Good evening, Scott, from Scotland Please develop your hunch about children as the soil from which all things in society emerge. I find your perception of American society's take on education very reasonable. It fits the facts, and chimes with Ken Robinson's picture. Interestingly, you and he both echo a characterization of educational research first published in Edinburgh in 1972, in which it was seen as subservient to the 'agricultural-botany' paradigm. To save you time, let me quote: "Dominant [in educational research] is the...‘agricultural-botany’ paradigm, which utilises a hypothetico-deductive methodology derived from experimental and mental-testing traditions in psychology….The most common form of agricultural-botany type evaluation is presented as an assessment of the effectiveness of an innovation by examining whether or not it has reached required standards on pre-specified criteria. Students – rather like plant crops – are given pre-tests (the seedlings are weighed or measured) then submitted to different experiences (treatment conditions). Subsequently, after a period of time, their attainment (growth or yield) is measured to indicate the relative efficiency of the methods (fertilizers) used. Studies of this kind are designed to yield data of one particular type, i.e. ‘objective’ numerical data that permit statistical analysis." What's new? All the educational programs that generate Sir Ken's 'millions of children left behind' are properly scientific. But it is a science unable to realize that its measurements are all being made in Death Valley. Good agricultural botany stipulates tight boundary conditions: contextual effects must be neutralized.
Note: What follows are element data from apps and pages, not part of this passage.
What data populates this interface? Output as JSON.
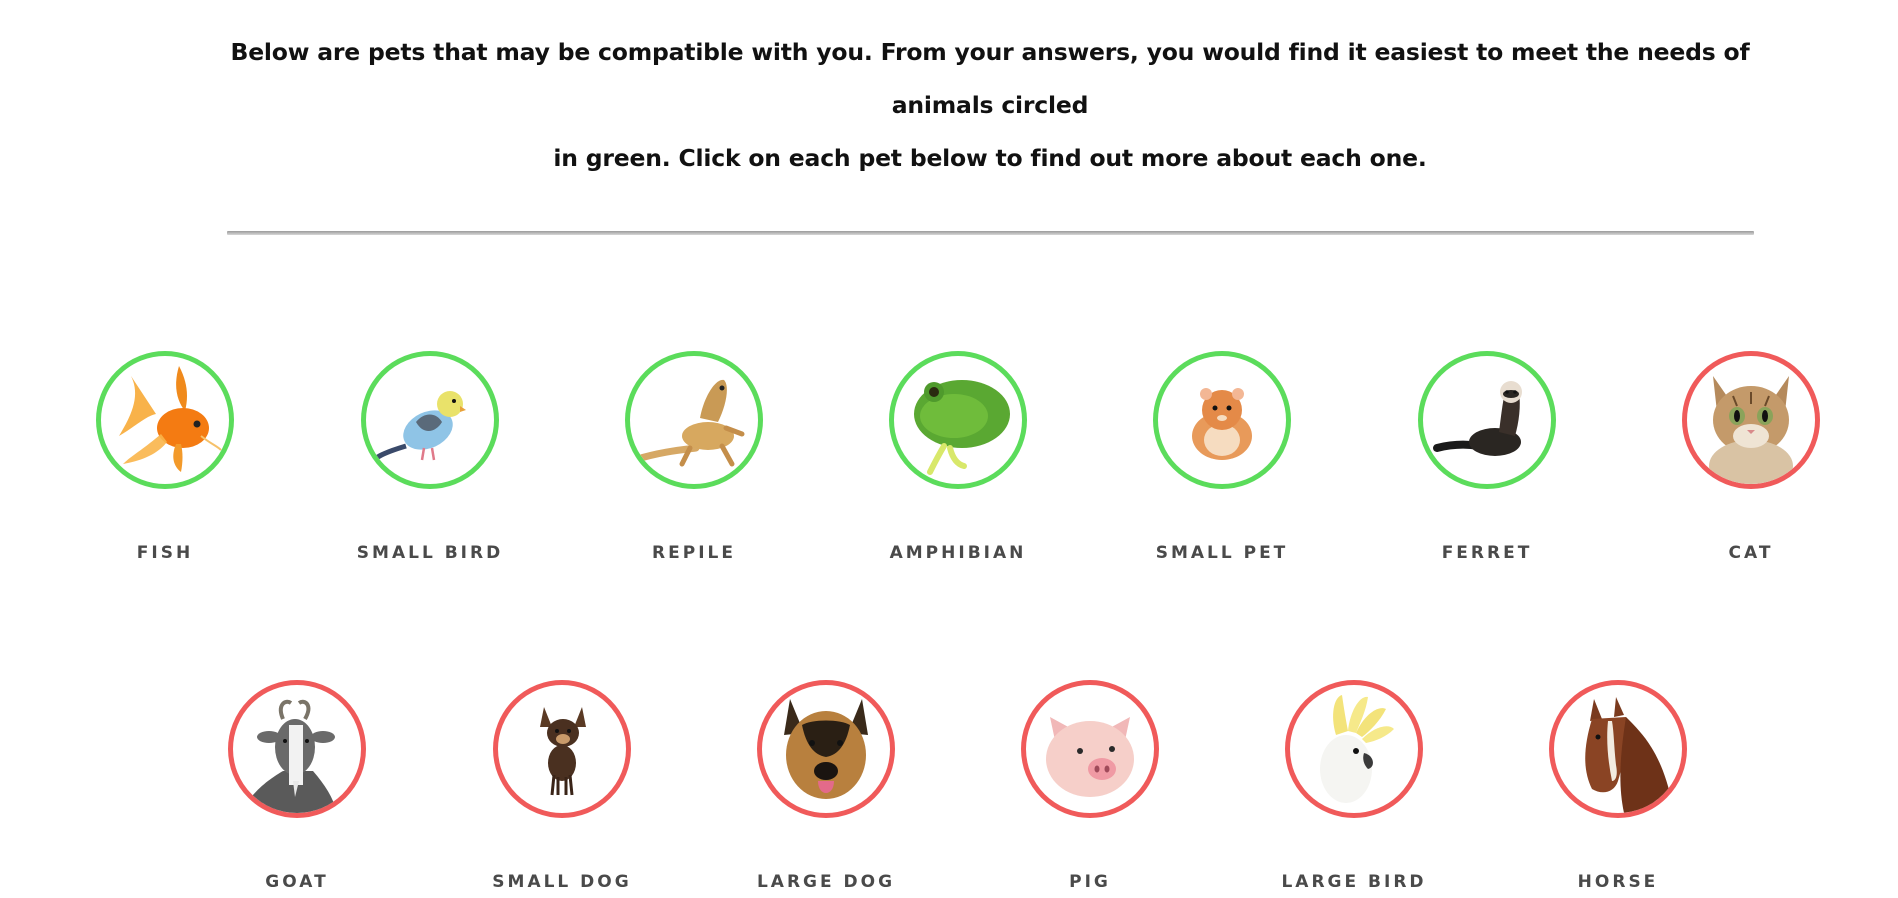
{
  "intro": {
    "line1": "Below are pets that may be compatible with you. From your answers, you would find it easiest to meet the needs of animals circled",
    "line2": "in green. Click on each pet below to find out more about each one."
  },
  "colors": {
    "compatible": "#5bdc5b",
    "incompatible": "#f05a5a"
  },
  "pets_row1": [
    {
      "label": "FISH",
      "status": "compatible",
      "icon": "goldfish-icon"
    },
    {
      "label": "SMALL BIRD",
      "status": "compatible",
      "icon": "budgie-icon"
    },
    {
      "label": "REPILE",
      "status": "compatible",
      "icon": "bearded-dragon-icon"
    },
    {
      "label": "AMPHIBIAN",
      "status": "compatible",
      "icon": "frog-icon"
    },
    {
      "label": "SMALL PET",
      "status": "compatible",
      "icon": "hamster-icon"
    },
    {
      "label": "FERRET",
      "status": "compatible",
      "icon": "ferret-icon"
    },
    {
      "label": "CAT",
      "status": "incompatible",
      "icon": "kitten-icon"
    }
  ],
  "pets_row2": [
    {
      "label": "GOAT",
      "status": "incompatible",
      "icon": "goat-icon"
    },
    {
      "label": "SMALL DOG",
      "status": "incompatible",
      "icon": "chihuahua-icon"
    },
    {
      "label": "LARGE DOG",
      "status": "incompatible",
      "icon": "german-shepherd-icon"
    },
    {
      "label": "PIG",
      "status": "incompatible",
      "icon": "piglet-icon"
    },
    {
      "label": "LARGE BIRD",
      "status": "incompatible",
      "icon": "cockatoo-icon"
    },
    {
      "label": "HORSE",
      "status": "incompatible",
      "icon": "horse-icon"
    }
  ]
}
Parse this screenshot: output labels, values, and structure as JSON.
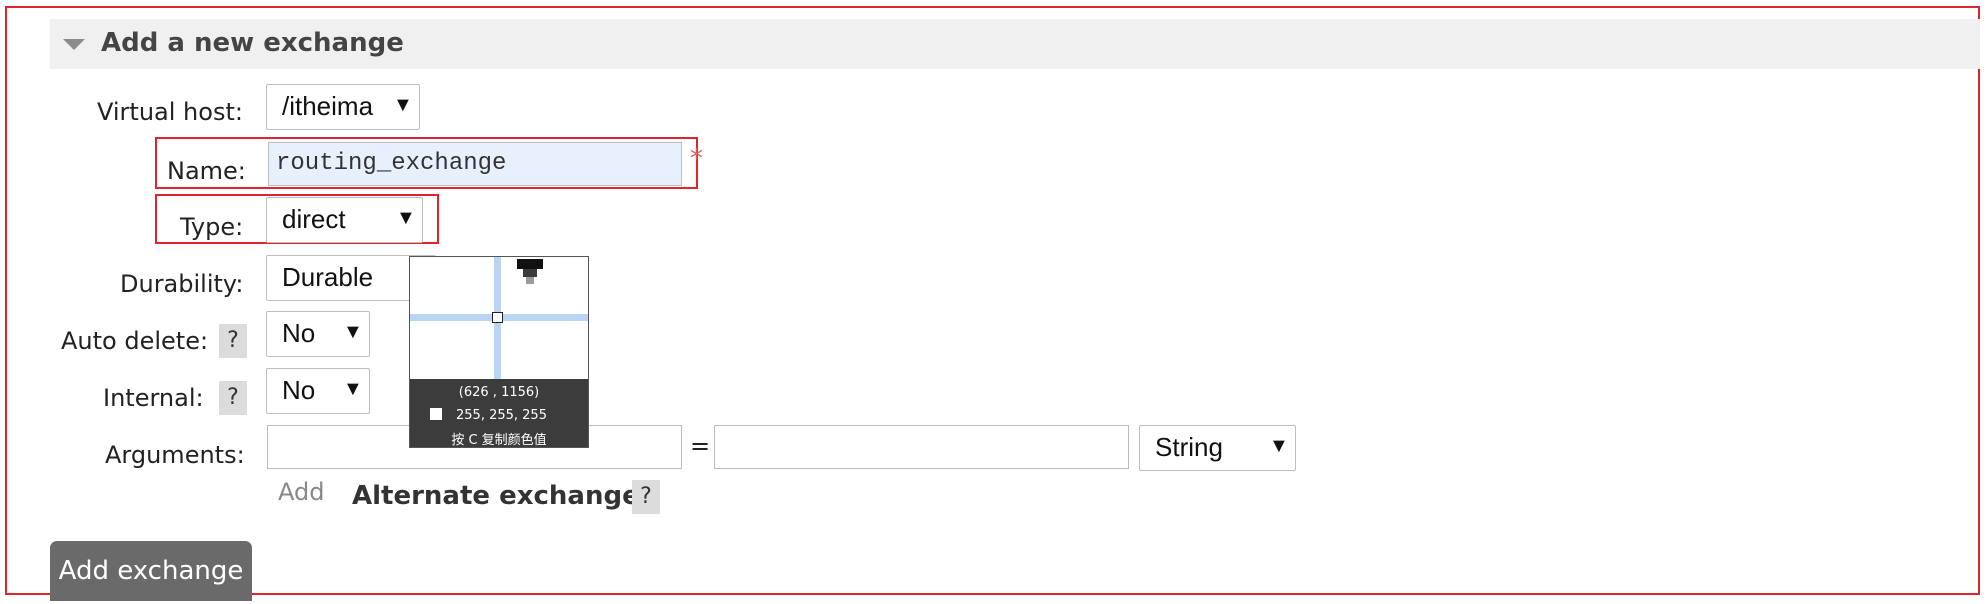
{
  "section": {
    "title": "Add a new exchange"
  },
  "form": {
    "virtual_host": {
      "label": "Virtual host:",
      "value": "/itheima"
    },
    "name": {
      "label": "Name:",
      "value": "routing_exchange",
      "required_mark": "*"
    },
    "type": {
      "label": "Type:",
      "value": "direct"
    },
    "durability": {
      "label": "Durability:",
      "value": "Durable"
    },
    "auto_delete": {
      "label": "Auto delete:",
      "value": "No",
      "help": "?"
    },
    "internal": {
      "label": "Internal:",
      "value": "No",
      "help": "?"
    },
    "arguments": {
      "label": "Arguments:",
      "key": "",
      "value": "",
      "equals": "=",
      "type_value": "String",
      "add_link": "Add"
    },
    "alternate_exchange": {
      "label": "Alternate exchange",
      "help": "?"
    },
    "submit_label": "Add exchange"
  },
  "color_picker": {
    "coords": "(626 , 1156)",
    "rgb": "255, 255, 255",
    "hint": "按 C 复制颜色值"
  },
  "icons": {
    "collapse": "triangle-down-icon",
    "dropdown": "caret-down-icon",
    "help": "question-mark-icon"
  },
  "colors": {
    "highlight_border": "#e0232f",
    "header_bg": "#f0f0f0",
    "button_bg": "#6a6a6a",
    "name_input_bg": "#e8f0fe"
  }
}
Even if it's Death Valley. Good science, ruined lives - is this what is meant by irony?